▶ [Exercise inputs]:

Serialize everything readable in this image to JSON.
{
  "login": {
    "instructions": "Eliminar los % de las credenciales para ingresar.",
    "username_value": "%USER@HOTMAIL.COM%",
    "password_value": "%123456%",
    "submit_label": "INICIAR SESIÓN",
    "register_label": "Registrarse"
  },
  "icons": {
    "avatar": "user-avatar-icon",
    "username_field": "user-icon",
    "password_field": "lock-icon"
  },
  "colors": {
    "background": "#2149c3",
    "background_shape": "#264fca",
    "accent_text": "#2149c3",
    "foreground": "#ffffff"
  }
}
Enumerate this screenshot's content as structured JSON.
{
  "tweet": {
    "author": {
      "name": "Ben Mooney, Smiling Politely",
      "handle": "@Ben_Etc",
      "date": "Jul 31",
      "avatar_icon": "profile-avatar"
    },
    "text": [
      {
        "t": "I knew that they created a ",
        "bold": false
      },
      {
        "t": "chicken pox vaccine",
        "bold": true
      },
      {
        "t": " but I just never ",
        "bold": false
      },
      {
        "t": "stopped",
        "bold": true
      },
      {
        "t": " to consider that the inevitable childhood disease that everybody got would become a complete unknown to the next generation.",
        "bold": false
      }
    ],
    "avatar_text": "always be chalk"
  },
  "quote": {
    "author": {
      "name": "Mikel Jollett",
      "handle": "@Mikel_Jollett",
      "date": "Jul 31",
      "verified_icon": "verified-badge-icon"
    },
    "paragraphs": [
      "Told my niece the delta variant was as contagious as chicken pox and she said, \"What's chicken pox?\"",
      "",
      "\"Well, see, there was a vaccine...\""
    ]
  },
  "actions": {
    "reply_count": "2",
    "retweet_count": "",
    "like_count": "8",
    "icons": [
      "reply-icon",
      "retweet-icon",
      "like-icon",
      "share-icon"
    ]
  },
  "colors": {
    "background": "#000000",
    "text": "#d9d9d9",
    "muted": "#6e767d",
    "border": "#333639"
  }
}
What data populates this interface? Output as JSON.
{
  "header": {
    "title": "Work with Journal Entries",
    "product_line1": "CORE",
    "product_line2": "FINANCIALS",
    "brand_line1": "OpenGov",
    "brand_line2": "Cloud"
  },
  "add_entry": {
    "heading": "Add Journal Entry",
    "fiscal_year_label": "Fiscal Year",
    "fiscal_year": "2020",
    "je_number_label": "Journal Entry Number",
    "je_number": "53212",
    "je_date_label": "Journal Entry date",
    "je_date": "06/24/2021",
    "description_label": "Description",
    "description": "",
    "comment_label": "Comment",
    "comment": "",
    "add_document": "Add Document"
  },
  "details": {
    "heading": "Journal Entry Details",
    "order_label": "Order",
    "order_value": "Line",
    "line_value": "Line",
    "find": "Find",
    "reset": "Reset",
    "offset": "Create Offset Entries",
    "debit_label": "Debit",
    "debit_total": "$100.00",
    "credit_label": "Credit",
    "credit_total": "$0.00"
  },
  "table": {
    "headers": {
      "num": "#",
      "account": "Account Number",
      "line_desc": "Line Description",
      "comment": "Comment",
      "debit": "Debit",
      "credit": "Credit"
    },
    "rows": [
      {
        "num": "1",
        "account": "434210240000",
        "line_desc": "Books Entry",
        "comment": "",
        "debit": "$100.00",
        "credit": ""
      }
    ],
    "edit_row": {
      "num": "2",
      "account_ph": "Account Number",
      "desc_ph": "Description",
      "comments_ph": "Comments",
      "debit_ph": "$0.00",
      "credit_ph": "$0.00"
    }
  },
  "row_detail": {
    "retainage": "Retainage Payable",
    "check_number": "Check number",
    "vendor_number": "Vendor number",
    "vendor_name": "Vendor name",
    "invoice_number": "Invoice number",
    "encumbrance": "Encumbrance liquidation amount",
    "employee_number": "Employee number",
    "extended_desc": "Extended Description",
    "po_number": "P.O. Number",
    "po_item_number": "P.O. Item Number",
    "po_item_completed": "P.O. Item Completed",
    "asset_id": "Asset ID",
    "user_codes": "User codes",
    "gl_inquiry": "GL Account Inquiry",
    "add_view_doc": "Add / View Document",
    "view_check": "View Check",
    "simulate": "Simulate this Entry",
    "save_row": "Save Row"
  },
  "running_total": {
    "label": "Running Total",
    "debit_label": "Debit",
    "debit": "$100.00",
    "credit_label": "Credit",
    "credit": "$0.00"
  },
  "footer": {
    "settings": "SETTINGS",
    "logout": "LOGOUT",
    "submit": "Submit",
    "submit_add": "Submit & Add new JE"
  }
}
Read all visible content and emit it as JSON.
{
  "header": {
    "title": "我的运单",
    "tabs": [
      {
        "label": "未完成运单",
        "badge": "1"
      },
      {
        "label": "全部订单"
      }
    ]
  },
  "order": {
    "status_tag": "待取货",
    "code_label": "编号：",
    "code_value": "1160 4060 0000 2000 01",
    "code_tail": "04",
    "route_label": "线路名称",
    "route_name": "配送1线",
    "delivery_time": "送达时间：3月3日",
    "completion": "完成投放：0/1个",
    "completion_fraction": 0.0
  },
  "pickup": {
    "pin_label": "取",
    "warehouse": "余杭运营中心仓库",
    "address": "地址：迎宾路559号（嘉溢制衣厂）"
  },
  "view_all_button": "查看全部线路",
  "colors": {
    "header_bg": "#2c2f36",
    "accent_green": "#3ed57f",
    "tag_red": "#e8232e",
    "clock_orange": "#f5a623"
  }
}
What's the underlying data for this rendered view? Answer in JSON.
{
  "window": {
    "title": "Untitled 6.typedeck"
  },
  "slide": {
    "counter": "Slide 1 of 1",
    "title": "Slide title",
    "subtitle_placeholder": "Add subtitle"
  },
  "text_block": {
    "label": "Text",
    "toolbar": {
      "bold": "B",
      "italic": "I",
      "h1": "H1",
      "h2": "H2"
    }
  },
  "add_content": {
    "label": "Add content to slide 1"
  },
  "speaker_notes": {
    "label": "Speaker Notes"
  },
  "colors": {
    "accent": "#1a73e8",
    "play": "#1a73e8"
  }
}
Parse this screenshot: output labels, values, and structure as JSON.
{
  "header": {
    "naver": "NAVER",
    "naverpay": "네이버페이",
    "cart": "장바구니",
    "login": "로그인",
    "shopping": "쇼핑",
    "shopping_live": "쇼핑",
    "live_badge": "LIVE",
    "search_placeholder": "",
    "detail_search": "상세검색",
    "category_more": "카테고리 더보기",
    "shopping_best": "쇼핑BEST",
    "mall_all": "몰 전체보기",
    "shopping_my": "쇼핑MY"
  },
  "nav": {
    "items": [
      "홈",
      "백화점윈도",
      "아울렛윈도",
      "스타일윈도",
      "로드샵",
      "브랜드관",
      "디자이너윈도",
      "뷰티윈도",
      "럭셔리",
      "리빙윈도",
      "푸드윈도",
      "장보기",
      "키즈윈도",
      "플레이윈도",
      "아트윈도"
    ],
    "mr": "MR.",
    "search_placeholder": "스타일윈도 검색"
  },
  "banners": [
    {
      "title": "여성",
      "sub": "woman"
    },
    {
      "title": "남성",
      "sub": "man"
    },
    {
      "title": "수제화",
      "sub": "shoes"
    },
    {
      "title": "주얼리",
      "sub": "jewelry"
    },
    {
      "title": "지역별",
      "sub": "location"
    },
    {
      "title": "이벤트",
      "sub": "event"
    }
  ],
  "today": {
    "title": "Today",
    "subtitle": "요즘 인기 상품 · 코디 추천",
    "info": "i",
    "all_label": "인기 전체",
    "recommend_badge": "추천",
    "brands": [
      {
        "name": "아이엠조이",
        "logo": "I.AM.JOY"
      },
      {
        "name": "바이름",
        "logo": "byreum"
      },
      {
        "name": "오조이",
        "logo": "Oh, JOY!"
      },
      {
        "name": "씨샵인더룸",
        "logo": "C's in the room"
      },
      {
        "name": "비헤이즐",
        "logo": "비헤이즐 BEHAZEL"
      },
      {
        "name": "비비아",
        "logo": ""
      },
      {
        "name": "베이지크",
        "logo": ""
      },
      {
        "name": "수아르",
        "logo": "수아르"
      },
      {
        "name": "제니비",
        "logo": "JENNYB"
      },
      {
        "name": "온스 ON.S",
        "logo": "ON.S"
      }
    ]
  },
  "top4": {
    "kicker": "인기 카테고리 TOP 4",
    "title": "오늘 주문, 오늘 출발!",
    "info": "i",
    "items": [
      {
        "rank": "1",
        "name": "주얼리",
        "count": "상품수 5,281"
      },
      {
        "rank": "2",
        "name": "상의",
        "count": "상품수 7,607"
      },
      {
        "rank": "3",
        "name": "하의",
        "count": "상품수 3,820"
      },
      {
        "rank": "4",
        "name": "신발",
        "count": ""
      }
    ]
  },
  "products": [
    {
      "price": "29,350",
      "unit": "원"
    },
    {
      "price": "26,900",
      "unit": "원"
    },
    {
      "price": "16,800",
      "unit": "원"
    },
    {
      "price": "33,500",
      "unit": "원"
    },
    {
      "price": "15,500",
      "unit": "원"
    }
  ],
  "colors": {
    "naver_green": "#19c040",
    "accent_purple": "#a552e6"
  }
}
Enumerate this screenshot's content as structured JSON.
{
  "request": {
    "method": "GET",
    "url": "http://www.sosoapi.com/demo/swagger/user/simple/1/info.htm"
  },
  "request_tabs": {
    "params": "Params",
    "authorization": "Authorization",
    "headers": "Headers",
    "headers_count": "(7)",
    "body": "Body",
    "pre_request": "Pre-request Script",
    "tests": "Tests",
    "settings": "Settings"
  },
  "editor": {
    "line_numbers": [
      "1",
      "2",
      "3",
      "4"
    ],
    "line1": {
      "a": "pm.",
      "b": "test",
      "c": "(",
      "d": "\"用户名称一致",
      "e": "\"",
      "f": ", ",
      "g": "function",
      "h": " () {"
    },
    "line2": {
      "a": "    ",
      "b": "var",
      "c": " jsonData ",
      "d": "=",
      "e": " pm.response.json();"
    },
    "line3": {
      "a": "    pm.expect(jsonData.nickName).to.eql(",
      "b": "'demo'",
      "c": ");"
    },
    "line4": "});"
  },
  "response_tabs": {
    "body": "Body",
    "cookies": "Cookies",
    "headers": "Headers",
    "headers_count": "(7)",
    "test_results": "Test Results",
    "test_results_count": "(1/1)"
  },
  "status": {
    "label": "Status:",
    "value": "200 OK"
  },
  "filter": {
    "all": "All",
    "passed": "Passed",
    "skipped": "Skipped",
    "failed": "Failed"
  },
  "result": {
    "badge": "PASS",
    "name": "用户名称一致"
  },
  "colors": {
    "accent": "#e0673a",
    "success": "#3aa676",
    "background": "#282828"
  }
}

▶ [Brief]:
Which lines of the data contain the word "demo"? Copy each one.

▶ [Response area]:
    "url": "http://www.sosoapi.com/demo/swagger/user/simple/1/info.htm"
      "b": "'demo'",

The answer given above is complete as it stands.